> **Supplied material**:
"""

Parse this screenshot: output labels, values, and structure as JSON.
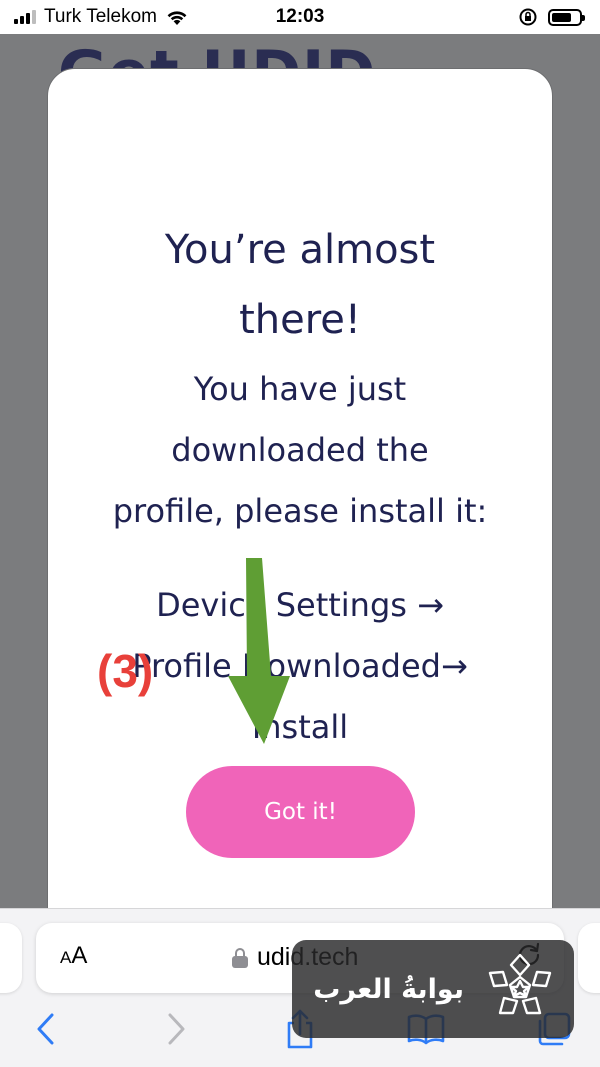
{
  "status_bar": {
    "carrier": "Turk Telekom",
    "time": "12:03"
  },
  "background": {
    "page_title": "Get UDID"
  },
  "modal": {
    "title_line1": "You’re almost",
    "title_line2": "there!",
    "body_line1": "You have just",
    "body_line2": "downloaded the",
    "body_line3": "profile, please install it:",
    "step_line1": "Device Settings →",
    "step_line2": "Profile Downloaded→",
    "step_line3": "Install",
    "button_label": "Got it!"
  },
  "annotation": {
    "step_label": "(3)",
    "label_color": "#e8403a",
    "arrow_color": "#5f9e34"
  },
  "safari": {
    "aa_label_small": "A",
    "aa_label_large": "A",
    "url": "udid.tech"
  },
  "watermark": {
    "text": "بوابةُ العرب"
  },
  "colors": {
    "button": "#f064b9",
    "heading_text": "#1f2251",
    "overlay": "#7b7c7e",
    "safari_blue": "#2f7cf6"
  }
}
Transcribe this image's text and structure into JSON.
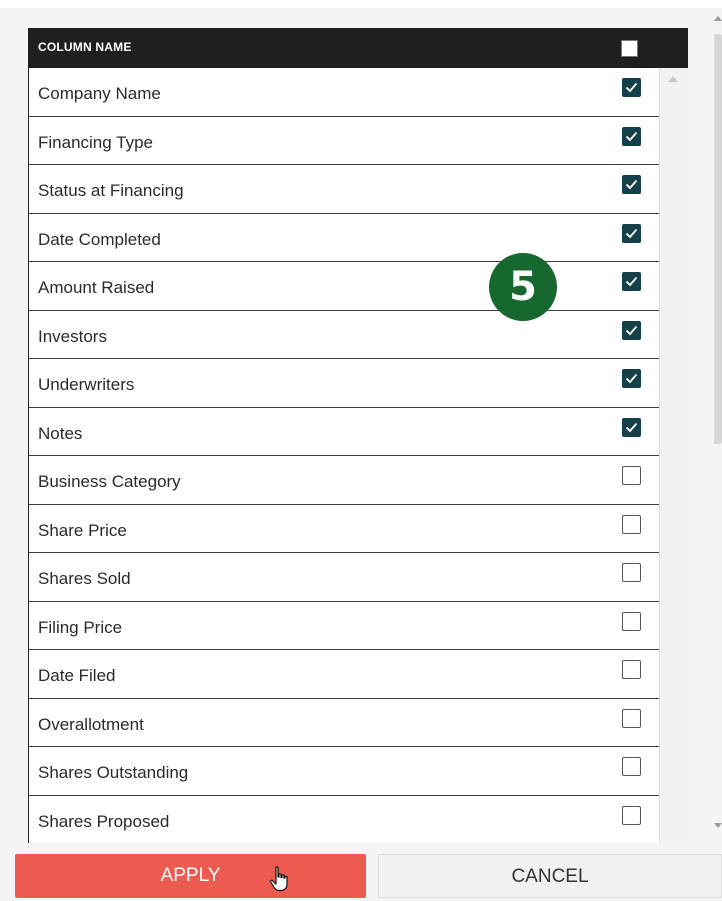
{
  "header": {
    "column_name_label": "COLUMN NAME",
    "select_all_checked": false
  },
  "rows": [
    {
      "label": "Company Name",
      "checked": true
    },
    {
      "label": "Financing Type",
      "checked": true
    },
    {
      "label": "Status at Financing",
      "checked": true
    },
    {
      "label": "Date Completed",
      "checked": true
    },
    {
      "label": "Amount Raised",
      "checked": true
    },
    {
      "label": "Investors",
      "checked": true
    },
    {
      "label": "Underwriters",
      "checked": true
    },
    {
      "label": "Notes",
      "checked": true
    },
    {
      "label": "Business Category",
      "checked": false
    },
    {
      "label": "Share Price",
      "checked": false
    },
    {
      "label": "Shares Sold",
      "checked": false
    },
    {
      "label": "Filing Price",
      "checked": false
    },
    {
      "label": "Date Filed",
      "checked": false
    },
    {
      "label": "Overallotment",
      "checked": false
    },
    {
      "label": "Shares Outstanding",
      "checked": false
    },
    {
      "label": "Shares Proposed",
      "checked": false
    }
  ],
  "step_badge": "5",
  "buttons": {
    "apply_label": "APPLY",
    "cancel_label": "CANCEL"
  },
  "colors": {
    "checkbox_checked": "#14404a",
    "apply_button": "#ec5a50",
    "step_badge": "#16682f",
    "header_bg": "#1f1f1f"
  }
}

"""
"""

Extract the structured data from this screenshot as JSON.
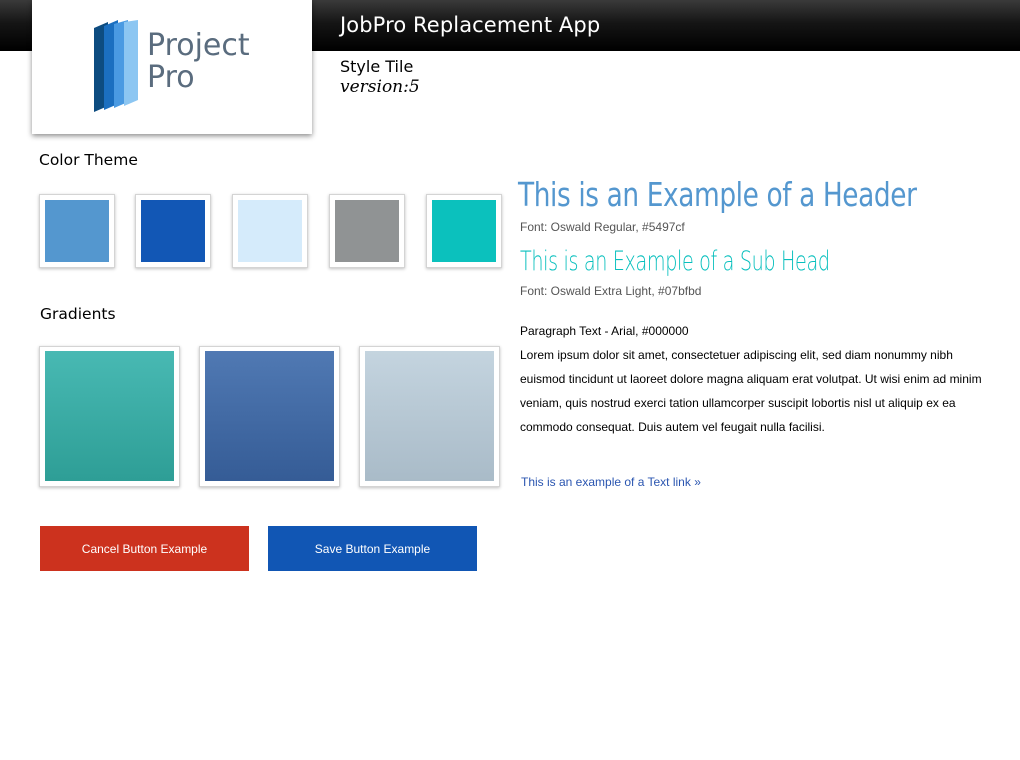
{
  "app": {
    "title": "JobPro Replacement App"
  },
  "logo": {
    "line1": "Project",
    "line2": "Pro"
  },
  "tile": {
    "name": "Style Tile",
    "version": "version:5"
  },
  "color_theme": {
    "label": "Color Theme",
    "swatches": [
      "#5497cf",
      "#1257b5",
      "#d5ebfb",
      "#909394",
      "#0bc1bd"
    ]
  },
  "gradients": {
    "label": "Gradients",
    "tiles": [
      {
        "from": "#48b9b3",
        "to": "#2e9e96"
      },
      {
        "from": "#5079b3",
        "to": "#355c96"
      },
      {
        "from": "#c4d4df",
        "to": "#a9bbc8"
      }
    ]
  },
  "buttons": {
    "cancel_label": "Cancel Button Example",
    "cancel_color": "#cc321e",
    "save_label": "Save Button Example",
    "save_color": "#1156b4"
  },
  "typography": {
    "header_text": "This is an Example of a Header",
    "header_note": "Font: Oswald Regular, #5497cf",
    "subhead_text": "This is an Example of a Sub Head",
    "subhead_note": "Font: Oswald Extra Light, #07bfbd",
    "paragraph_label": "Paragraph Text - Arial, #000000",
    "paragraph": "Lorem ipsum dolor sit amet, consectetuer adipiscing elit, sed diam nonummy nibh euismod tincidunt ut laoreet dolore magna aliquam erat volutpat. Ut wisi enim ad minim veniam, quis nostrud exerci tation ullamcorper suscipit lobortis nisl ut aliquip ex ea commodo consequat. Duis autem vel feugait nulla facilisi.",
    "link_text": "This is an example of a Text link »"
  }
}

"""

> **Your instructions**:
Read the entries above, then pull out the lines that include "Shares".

> **Task response**:
      "label": "Shares Sold",
      "label": "Shares Outstanding",
      "label": "Shares Proposed",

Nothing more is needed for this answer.